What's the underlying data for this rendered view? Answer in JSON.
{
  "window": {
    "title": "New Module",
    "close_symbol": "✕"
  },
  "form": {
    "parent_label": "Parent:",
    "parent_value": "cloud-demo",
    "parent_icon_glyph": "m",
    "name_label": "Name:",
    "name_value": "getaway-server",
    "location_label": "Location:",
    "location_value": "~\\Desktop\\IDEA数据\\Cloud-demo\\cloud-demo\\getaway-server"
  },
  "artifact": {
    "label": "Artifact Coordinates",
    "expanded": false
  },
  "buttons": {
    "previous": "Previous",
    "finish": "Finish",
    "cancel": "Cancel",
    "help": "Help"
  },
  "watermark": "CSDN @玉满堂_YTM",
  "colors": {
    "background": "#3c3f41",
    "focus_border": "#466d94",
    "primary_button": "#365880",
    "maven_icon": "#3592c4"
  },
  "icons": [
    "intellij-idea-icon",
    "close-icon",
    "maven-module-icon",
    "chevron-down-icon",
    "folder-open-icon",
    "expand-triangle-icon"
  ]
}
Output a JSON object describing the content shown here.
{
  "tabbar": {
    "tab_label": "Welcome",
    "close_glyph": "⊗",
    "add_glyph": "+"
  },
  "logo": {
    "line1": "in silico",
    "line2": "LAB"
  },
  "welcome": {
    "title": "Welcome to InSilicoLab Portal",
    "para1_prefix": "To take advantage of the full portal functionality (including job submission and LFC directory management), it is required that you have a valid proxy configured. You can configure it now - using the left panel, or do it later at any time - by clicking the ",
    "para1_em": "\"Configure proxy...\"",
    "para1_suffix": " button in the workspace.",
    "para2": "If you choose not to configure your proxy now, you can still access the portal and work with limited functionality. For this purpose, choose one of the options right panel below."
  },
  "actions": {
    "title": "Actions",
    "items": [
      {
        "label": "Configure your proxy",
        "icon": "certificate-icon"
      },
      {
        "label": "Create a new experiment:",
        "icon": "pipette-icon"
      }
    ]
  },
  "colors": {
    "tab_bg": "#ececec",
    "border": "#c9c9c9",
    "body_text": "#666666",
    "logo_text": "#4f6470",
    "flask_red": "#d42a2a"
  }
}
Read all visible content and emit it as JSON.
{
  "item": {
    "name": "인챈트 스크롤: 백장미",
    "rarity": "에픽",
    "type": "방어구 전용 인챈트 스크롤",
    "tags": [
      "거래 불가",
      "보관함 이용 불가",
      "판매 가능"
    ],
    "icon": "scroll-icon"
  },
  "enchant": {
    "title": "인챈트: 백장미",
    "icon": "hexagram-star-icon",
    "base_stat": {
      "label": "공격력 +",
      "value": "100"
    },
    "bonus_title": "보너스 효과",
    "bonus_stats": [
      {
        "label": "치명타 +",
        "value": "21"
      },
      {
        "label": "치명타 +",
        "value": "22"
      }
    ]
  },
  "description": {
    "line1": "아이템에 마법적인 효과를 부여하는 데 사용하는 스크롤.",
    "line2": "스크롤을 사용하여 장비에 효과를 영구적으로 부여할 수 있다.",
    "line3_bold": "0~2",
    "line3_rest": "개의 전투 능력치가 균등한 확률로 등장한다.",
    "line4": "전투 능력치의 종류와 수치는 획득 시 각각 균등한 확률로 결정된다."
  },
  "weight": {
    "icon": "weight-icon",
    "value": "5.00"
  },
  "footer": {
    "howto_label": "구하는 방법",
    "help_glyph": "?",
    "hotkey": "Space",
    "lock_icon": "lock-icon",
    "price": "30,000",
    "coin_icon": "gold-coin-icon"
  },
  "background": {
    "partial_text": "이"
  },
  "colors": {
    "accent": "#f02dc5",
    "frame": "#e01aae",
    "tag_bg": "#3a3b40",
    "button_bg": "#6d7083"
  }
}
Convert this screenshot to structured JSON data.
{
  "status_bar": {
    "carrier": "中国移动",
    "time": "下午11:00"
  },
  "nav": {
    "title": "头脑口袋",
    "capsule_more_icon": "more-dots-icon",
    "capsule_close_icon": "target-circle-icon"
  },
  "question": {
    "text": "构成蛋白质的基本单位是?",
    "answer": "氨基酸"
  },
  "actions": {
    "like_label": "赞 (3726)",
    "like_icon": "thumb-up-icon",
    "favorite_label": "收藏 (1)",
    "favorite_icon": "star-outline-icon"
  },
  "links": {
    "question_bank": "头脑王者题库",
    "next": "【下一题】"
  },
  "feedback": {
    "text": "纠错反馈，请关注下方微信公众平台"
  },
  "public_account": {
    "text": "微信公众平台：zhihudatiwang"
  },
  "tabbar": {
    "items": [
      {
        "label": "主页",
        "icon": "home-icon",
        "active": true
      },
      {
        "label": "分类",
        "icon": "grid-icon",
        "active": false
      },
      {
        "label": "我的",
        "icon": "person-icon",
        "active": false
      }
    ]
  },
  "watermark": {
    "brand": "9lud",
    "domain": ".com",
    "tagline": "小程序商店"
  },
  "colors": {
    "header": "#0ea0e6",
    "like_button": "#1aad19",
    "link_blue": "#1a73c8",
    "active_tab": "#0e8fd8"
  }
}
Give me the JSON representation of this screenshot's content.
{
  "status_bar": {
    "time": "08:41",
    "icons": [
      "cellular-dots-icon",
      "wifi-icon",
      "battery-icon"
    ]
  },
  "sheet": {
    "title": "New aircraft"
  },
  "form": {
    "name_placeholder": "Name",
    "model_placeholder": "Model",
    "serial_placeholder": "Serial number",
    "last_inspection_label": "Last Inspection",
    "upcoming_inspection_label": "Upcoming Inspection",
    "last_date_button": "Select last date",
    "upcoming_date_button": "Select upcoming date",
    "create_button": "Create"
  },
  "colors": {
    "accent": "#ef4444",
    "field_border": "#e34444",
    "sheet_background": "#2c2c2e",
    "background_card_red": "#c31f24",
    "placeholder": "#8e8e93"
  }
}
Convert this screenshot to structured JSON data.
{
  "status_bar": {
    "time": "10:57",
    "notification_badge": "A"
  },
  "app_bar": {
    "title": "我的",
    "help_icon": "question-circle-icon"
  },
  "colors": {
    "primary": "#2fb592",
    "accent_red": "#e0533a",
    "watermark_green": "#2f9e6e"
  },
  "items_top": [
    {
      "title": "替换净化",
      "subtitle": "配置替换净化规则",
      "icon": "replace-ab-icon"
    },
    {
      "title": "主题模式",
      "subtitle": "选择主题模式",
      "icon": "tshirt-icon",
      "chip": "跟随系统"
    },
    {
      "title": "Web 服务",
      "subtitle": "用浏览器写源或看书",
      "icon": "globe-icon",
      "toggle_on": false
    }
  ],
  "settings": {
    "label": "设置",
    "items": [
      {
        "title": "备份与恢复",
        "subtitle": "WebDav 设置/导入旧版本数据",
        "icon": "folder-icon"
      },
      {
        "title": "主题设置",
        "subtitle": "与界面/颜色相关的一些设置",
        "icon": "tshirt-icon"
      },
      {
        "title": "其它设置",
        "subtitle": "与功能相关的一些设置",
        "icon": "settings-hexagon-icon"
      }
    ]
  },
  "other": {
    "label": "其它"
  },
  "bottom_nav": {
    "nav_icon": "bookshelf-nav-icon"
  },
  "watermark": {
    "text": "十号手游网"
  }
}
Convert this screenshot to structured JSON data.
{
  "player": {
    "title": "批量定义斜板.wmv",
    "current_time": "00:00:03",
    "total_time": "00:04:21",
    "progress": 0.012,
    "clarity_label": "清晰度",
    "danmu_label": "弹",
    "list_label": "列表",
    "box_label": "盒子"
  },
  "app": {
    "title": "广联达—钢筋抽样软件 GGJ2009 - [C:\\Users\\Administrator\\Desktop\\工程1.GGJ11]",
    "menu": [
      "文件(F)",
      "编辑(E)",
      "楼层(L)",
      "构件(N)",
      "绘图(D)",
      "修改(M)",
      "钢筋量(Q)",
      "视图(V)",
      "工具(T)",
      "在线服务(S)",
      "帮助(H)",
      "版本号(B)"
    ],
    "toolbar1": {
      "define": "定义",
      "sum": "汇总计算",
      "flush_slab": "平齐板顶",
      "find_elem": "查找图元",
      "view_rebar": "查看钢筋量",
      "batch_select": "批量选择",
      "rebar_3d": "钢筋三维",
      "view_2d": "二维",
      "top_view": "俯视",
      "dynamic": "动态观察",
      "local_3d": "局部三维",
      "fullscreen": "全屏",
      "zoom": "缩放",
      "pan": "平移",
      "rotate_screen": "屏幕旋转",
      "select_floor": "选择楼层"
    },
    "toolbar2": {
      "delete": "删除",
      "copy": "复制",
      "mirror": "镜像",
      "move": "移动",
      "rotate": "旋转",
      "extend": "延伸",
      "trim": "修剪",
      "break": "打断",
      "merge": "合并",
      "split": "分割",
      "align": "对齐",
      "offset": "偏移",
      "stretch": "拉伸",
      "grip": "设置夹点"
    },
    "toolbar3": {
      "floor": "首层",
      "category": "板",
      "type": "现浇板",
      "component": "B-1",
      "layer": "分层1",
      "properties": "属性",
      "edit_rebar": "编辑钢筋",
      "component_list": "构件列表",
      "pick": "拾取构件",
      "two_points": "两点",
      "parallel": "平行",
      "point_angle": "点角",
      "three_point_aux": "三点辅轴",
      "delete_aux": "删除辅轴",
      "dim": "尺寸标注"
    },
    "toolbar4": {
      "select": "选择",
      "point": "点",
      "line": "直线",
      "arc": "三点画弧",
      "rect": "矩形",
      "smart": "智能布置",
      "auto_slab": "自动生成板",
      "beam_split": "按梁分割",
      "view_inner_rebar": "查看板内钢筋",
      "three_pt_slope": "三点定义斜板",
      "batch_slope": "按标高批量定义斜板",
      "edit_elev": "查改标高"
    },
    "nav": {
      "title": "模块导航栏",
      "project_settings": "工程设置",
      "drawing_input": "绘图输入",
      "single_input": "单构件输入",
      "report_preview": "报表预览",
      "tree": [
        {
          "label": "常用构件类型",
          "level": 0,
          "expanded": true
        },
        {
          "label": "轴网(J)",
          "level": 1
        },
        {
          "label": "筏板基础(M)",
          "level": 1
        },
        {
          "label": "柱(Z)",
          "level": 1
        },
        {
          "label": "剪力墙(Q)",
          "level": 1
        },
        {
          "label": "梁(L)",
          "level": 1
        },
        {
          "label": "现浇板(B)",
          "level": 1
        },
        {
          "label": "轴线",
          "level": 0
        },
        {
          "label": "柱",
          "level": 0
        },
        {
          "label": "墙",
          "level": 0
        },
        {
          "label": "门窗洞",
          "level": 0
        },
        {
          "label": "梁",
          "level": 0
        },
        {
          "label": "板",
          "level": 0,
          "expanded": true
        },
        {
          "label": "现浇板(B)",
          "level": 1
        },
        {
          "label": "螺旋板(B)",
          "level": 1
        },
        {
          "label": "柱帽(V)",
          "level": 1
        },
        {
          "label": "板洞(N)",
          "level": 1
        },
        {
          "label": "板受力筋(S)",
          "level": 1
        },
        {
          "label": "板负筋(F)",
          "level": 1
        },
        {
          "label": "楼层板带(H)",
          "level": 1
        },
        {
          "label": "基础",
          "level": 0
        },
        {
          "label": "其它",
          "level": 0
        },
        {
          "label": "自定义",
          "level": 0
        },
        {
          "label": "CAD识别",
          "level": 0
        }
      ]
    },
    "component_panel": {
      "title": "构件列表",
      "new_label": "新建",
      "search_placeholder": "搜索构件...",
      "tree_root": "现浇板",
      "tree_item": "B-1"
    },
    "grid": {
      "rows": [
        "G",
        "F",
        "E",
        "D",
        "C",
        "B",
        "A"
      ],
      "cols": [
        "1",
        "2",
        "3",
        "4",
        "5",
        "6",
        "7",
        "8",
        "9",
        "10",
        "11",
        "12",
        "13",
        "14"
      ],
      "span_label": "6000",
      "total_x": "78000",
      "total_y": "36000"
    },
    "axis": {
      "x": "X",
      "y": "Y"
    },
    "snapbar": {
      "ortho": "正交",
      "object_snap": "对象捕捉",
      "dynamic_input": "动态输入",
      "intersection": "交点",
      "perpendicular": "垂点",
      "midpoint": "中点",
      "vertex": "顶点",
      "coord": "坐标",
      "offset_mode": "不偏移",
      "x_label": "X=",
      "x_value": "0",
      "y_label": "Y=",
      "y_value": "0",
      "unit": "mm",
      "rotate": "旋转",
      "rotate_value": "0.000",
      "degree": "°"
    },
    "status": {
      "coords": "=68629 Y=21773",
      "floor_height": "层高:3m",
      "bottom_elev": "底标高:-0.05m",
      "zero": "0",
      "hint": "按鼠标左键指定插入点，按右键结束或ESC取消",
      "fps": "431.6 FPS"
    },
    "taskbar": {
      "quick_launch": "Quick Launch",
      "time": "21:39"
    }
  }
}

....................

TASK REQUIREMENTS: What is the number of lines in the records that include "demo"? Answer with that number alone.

SOLUTION FOR THIS TASK: 2